  • But the other person's judgment is only in play AFTER the fact.

    Anyway, who cares what I think? If what you're doing works for you guys, that's wonderful. For real. Every couple negotiates their own way through these sorts of things. Of course I'm glad to hear you've worked out something good for you.

  • wantstodowhatsright

    I find this conversation very interesting John. Thanks for getting it started. It's more interesting to me since I *just* became fb friends with my ex only 2 days or so before your post.

    The reason being, that I felt I should apologize to him for treating him terribly (when we dated 6 years ago) and yet I called myself a follower of Christ. (He was not). I talked w/ my husband and he confirmed my apologizing, so I sent the ex an email. *whew* Huge relief. THEN the email came back as an invalid address. =P I didn't have any way to communicate with him so I searched on the web and came up with nothing. So I tried fb and sure enough… So I sent a fb message, he got it, accepted my apology and friend requested me. I didn't want to be rude or even more hurtful, so I accepted. I talked with my husband about it and he's fine. I'm still debating about whether I should "unfriend" ex or not, but we haven't communicated since the apology, acceptance, and general inquiring after each other's family's health messages, so it' not really an issue.

    Anyway, I'm trying to do what God wants here and want to keep him central in all things going on in my life. I don't want to say "Hey God, how far can I walk away from the line of what's right before I'm walking the line of what's wrong?" But at the same time, I don't think God wants us to close ourselves into little boxes of safety and ease, so I don't want to say "Hey God, I am totally closing myself off to anyone that isn't following you, isn't that great?!" Gah. If only there were some guidelines or something that just plainly says what I should do or not do here… oh wait! *scampers off to read Bible*
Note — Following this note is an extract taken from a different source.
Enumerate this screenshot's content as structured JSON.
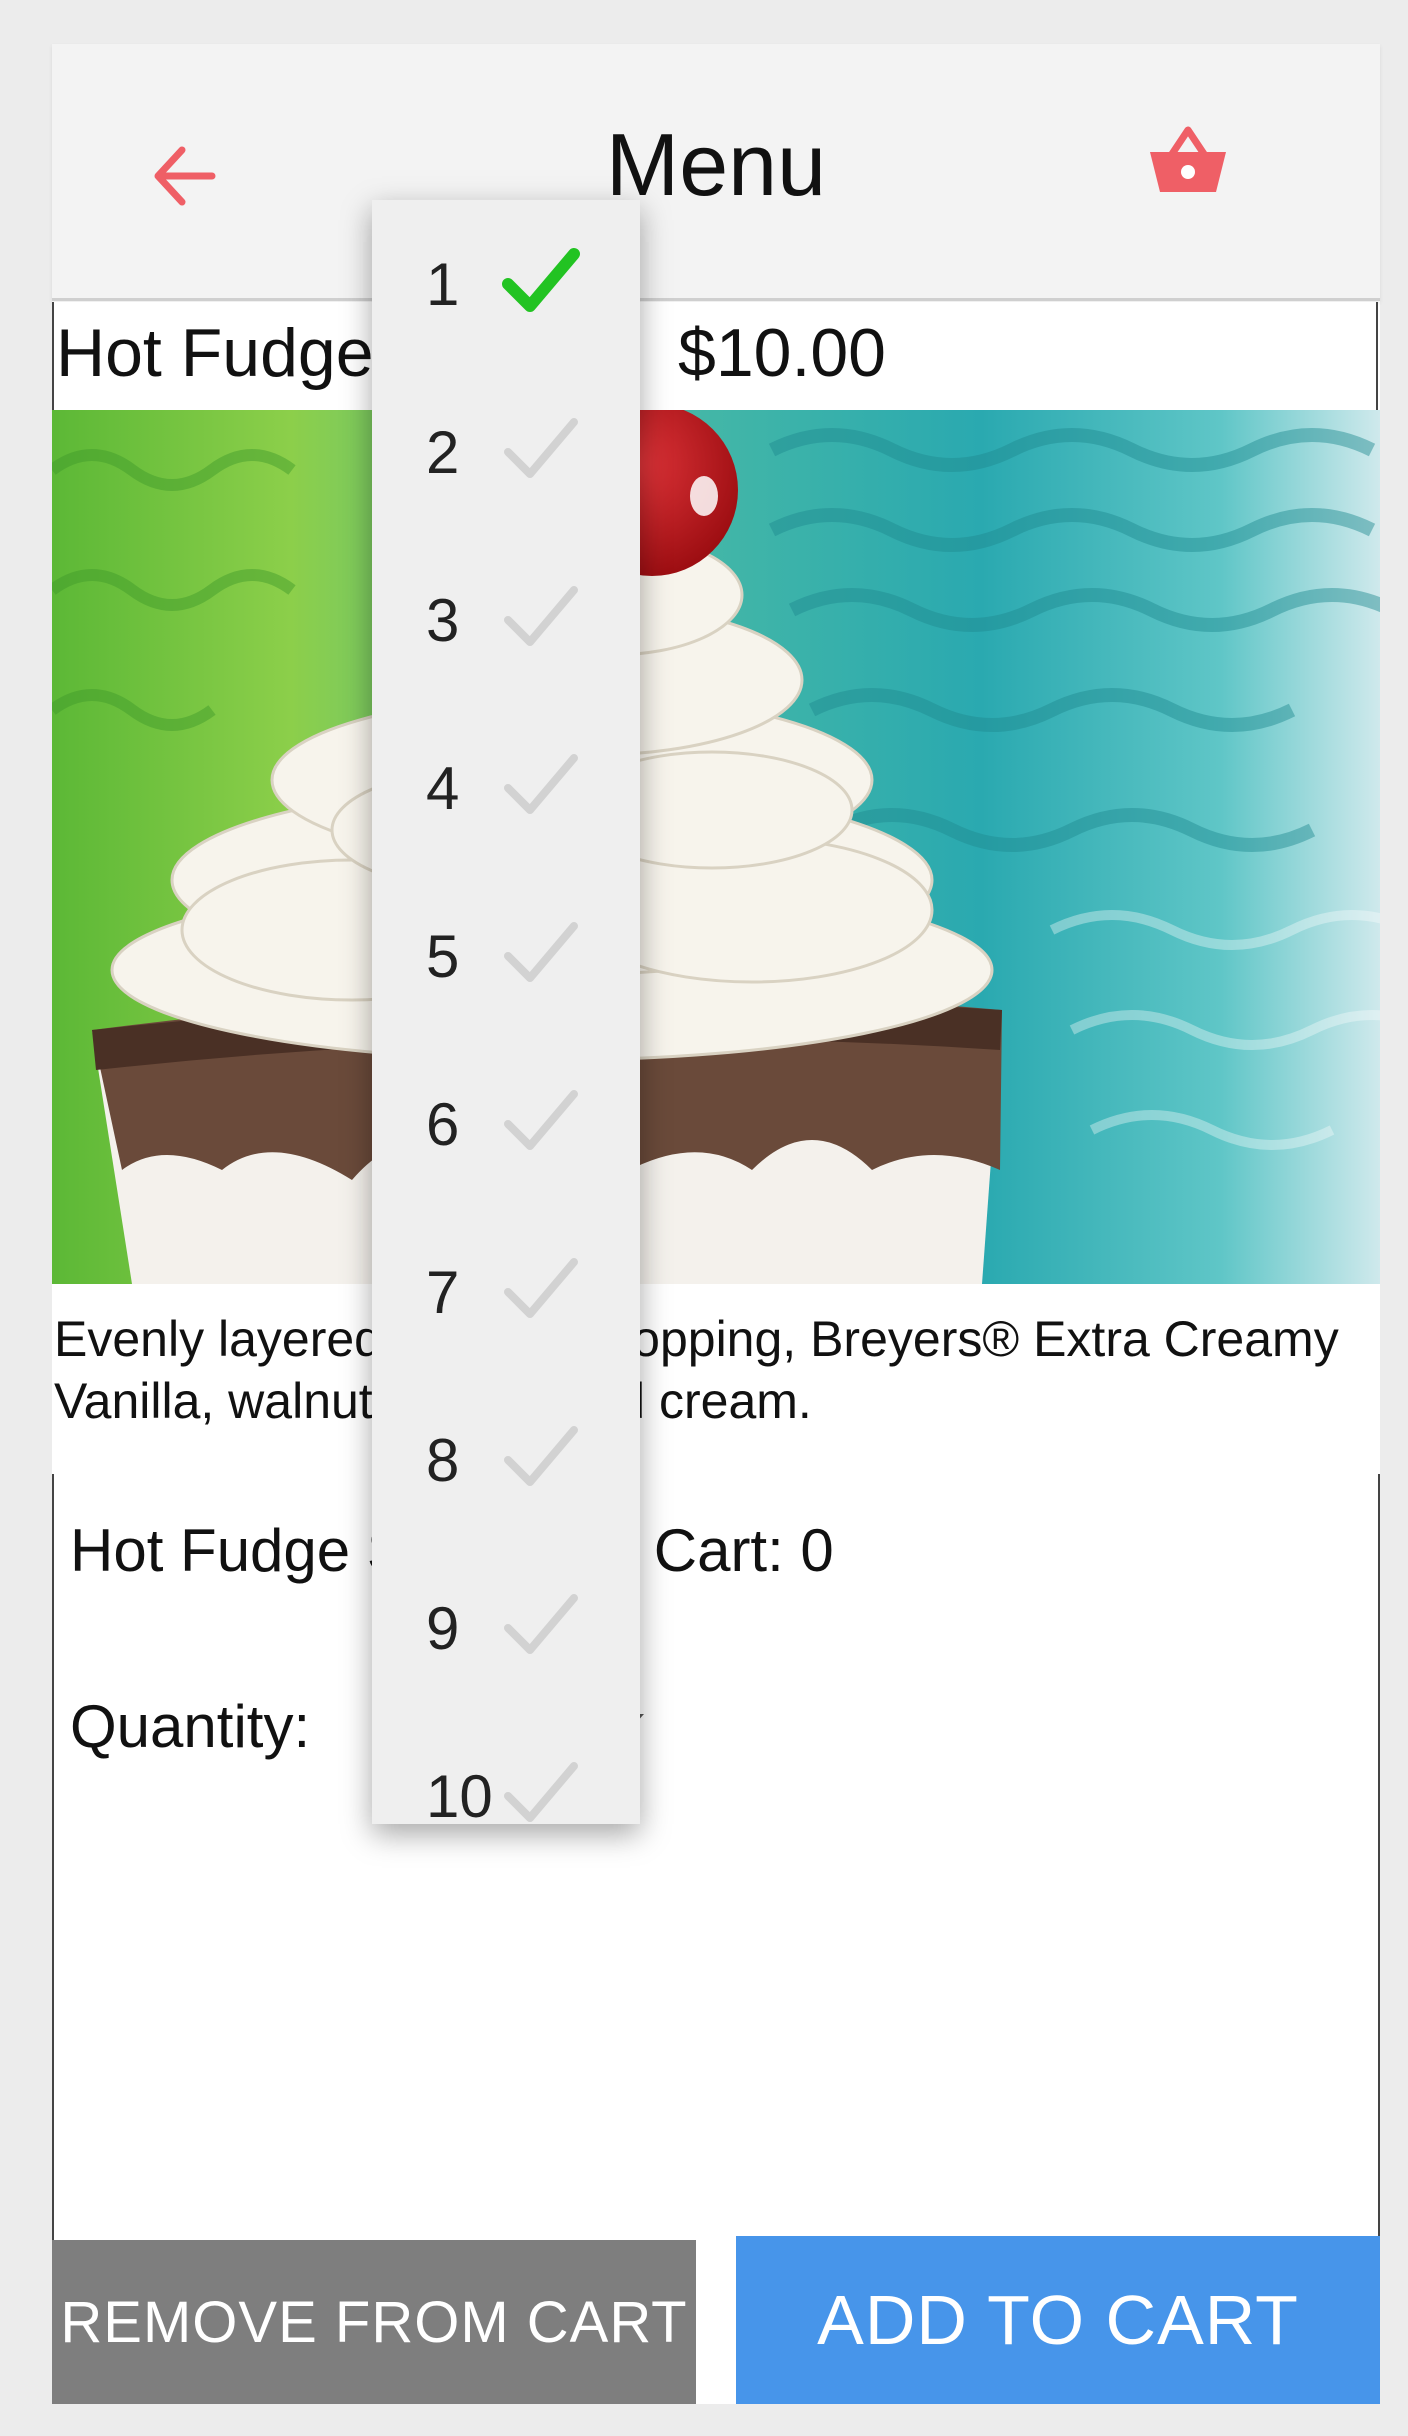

  • Well, if you've read my other two posts and comments on this matter, you know what I think best to do. If you need to apologize—which is always a good an honorable thing to do—my advice (not that you asked for it—so forgive me) is to write the guy, apologize, and then add that he hopes you understand that, out of love and honor for your husband, that will have to be the final word between you two. If he writes back, don't answer him. You apologized; you did the right thing; it's over.

  • heather

    lol john how did you come upon this blog? I wonder what experiences you've had that makes you so opinionated about this subject 😉

    I came here looking advice and got alot thank you people!

  • I wish I had an interesting story to tell you about myself and any of my exes on FB, but, alas, I don't. I have no idea why I wrote this blog. It's not an issue in my life at all; I'm not (believe it or not) a person inclined toward jealousy of any kind. It's just not … part of my emotional make-up—to a degree that's actually, I know, kind of weird. Anyway—no story here. Sorry!

  • Oh, I remember why I wrote this: a friend of mine told me that an ex-girlfriend of his asked to friend him on FB, and he wasn't sure what to do.